▶ **What you need to do**:
Could you find every line in the entries below that holds the word "headline" and copy it?

▶ **Dataset records**:

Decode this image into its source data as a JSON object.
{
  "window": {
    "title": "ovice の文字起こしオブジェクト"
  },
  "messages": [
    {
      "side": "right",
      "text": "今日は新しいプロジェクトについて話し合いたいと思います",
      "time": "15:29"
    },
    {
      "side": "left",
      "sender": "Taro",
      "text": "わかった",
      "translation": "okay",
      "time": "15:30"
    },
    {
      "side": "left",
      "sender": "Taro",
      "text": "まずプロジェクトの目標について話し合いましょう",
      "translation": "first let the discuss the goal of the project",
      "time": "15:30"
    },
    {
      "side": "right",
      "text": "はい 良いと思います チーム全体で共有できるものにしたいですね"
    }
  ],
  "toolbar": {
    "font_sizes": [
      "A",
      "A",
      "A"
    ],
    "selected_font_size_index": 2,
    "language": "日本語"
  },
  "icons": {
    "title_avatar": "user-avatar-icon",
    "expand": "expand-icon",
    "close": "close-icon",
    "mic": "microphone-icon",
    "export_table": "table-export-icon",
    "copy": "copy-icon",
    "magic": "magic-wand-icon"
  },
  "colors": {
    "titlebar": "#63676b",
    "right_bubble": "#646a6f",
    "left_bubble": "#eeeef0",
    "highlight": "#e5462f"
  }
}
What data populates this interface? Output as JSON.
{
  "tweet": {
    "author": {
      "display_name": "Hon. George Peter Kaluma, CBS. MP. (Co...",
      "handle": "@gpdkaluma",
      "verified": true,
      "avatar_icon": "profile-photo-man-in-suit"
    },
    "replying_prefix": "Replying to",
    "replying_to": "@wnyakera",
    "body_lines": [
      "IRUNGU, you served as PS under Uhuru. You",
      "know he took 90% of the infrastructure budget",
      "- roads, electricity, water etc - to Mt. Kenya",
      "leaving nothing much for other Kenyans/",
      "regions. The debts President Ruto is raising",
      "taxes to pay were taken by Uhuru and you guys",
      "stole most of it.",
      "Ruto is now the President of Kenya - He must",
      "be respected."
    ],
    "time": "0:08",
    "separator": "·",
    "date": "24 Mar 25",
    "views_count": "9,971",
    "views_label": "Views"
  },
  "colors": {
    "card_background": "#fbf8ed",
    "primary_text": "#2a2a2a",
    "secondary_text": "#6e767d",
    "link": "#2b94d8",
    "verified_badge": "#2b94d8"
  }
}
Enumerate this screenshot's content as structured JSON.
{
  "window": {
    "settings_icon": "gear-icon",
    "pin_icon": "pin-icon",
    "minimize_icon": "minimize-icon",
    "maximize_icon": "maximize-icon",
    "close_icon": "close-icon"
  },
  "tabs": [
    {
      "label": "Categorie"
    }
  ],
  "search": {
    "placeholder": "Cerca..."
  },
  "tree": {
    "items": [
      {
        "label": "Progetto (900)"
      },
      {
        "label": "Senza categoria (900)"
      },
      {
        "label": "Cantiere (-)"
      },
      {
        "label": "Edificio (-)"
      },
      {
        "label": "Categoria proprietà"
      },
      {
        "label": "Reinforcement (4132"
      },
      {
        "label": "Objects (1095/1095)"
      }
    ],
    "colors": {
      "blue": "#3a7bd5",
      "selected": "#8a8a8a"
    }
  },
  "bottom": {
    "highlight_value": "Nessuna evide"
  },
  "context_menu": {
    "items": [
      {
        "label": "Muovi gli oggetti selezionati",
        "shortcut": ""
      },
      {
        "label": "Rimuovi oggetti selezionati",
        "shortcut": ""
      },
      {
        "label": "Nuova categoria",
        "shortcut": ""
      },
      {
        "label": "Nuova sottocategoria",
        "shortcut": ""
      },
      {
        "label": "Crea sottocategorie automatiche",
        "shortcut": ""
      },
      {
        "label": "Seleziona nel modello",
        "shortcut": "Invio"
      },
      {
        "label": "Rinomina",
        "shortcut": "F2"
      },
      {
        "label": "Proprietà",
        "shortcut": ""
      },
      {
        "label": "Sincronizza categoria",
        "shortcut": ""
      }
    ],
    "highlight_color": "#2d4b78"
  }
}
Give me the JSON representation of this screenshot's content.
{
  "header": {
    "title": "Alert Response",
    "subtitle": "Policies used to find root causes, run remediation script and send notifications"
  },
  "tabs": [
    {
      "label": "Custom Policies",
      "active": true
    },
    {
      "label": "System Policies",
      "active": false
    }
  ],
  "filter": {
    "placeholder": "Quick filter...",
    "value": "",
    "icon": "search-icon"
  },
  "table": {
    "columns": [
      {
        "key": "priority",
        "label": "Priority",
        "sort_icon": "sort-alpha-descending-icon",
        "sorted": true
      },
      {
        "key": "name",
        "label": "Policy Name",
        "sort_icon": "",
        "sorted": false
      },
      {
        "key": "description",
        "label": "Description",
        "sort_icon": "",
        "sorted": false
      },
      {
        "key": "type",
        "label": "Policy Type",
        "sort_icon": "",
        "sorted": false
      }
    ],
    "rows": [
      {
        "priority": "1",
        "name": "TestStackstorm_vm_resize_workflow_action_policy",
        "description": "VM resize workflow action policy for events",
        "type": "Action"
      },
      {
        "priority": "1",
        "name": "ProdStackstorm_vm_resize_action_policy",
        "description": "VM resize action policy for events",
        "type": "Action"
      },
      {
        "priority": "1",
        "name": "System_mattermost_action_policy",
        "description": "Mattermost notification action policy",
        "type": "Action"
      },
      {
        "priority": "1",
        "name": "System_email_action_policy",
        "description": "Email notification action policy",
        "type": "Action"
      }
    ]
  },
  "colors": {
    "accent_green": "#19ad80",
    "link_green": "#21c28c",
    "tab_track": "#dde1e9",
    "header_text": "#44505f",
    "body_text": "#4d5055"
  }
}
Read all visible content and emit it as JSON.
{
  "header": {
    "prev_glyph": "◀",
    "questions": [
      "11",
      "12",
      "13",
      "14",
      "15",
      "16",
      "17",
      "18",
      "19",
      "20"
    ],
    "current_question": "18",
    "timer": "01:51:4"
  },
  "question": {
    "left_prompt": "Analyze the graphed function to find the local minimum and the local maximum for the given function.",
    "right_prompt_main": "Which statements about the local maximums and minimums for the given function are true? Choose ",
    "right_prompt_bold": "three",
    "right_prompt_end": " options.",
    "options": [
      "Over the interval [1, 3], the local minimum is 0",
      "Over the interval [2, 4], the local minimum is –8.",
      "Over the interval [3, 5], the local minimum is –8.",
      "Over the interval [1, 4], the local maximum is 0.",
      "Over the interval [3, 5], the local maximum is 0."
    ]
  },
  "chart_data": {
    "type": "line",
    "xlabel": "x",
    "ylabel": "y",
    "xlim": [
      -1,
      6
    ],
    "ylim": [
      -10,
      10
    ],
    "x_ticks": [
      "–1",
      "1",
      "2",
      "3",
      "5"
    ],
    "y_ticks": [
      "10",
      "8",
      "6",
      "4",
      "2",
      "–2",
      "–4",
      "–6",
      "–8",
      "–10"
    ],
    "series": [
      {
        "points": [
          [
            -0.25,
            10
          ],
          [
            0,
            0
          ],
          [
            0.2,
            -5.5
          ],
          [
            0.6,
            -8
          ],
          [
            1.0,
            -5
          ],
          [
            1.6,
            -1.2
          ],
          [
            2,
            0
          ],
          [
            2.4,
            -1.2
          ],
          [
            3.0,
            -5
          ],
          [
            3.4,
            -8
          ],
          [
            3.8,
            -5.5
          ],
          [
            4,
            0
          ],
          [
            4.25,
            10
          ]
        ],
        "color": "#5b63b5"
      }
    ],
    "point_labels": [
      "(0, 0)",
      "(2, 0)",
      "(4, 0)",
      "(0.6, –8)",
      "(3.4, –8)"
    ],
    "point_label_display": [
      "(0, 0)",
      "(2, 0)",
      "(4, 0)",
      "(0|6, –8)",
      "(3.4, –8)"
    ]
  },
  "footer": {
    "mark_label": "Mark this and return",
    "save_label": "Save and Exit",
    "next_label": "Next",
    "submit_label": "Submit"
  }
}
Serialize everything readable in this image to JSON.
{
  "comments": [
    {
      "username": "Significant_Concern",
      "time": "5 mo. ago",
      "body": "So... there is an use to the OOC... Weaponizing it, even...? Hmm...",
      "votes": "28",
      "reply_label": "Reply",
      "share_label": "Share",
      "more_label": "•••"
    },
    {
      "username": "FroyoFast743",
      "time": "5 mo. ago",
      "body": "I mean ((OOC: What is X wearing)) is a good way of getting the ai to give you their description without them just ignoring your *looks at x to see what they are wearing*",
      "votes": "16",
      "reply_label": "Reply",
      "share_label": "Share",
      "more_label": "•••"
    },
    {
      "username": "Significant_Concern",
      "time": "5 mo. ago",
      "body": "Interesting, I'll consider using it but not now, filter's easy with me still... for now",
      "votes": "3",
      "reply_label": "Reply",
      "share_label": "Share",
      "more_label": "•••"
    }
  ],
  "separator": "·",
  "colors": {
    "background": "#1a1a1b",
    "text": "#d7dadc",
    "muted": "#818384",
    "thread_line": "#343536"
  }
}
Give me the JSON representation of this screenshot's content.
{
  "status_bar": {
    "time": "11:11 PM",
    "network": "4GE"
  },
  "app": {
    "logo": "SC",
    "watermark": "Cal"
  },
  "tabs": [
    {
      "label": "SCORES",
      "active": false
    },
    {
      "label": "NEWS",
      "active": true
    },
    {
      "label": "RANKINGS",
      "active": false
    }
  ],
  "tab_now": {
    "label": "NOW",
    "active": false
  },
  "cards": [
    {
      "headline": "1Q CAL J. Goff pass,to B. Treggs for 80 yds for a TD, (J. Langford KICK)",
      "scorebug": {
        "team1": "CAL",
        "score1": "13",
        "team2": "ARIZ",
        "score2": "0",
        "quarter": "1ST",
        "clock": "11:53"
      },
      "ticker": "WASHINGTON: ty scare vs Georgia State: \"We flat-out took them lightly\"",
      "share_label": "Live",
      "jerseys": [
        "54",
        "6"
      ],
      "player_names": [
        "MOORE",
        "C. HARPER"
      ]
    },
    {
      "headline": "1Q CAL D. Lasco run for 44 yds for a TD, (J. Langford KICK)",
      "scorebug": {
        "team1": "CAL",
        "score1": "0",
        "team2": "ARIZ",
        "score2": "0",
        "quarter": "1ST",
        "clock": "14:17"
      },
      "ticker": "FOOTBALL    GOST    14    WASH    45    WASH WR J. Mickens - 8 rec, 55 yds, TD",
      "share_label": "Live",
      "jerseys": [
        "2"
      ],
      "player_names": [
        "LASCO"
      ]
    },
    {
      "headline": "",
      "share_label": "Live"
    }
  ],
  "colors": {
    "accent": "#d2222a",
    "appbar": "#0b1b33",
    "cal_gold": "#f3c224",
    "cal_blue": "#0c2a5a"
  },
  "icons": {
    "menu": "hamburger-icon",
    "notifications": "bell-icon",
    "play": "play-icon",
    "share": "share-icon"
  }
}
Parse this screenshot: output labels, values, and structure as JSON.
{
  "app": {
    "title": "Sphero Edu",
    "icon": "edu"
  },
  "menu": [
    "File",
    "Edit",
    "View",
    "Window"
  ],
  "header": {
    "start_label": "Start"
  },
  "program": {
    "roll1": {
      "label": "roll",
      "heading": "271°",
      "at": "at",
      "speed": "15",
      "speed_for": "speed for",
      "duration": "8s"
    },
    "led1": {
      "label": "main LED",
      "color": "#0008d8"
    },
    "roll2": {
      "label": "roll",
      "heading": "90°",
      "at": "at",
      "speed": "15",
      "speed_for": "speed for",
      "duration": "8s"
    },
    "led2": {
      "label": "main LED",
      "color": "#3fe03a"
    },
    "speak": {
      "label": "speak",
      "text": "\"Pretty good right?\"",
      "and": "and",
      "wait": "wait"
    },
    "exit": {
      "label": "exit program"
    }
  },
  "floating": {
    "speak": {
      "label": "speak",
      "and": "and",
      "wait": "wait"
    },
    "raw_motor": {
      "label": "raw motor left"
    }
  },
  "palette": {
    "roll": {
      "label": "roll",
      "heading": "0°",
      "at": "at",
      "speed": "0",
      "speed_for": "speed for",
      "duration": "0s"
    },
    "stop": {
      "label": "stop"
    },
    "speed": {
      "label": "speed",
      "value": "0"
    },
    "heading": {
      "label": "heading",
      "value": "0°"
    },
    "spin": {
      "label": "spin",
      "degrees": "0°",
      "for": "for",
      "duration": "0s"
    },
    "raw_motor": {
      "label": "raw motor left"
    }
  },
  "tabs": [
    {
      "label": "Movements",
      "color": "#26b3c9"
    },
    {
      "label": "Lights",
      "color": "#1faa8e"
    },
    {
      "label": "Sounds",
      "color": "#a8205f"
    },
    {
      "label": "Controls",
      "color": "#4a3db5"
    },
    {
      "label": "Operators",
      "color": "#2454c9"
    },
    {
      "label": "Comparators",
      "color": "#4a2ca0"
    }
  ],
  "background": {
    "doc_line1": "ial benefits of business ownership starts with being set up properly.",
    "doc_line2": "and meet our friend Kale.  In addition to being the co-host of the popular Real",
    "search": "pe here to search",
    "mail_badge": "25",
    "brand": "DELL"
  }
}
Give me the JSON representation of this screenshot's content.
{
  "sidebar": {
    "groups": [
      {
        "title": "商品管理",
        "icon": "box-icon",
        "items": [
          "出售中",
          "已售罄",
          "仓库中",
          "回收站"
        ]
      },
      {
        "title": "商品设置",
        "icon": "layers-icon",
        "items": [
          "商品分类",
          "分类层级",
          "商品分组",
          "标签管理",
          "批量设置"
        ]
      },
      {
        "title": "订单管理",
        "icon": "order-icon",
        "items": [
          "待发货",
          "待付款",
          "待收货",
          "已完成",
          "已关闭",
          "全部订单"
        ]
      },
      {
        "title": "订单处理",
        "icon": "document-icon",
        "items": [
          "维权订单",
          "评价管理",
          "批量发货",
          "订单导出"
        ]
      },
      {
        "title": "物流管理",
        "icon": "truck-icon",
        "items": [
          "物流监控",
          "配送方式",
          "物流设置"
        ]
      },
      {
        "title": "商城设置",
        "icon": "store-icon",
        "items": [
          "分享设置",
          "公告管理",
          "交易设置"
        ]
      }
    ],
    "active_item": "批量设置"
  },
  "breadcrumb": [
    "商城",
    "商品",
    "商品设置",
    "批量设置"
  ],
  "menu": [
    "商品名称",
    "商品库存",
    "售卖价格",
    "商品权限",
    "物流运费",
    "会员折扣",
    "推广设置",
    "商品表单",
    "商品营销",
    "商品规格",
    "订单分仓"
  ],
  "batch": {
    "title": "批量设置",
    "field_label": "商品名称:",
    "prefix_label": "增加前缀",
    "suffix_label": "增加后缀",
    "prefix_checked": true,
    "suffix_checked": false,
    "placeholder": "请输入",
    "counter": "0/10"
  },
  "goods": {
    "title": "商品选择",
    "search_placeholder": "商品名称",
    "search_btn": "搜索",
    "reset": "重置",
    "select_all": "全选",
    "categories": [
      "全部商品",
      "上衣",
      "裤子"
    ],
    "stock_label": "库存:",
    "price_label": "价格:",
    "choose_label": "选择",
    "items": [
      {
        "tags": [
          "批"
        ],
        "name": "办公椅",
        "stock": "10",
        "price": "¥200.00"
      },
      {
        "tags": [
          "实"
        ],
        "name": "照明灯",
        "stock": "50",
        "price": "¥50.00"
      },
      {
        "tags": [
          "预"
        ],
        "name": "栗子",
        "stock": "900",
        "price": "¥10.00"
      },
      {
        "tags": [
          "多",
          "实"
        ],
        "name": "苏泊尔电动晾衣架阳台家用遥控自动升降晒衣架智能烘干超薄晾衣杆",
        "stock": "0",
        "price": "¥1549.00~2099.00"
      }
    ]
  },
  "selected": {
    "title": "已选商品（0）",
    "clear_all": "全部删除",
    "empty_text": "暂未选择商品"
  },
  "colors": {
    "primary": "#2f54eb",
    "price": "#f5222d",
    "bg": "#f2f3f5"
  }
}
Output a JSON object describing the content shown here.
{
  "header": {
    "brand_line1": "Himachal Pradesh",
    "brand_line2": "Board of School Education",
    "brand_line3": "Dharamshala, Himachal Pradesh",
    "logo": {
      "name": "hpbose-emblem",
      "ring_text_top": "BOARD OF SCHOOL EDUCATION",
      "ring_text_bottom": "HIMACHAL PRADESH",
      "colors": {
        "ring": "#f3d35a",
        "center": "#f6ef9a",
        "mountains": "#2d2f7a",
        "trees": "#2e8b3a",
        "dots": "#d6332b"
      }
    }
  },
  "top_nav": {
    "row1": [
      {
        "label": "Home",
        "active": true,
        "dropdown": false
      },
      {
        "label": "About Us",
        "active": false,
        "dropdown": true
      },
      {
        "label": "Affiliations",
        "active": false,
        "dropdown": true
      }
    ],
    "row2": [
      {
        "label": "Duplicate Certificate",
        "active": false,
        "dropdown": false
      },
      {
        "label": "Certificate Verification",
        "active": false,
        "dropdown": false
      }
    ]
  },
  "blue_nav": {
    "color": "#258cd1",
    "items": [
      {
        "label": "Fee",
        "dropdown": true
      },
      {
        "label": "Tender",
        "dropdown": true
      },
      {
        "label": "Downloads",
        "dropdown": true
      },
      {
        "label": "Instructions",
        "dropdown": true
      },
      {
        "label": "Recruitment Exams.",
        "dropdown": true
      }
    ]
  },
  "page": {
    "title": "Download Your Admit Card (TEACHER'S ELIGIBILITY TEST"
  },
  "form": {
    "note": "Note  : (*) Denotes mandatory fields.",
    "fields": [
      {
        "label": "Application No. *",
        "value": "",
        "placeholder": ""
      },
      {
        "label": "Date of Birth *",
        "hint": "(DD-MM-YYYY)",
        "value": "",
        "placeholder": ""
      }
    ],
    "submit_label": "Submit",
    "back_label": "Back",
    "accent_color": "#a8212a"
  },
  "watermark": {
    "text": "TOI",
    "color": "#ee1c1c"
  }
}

▶ **Final answer**:
      "headline": "1Q CAL J. Goff pass,to B. Treggs for 80 yds for a TD, (J. Langford KICK)",
      "headline": "1Q CAL D. Lasco run for 44 yds for a TD, (J. Langford KICK)",
      "headline": "",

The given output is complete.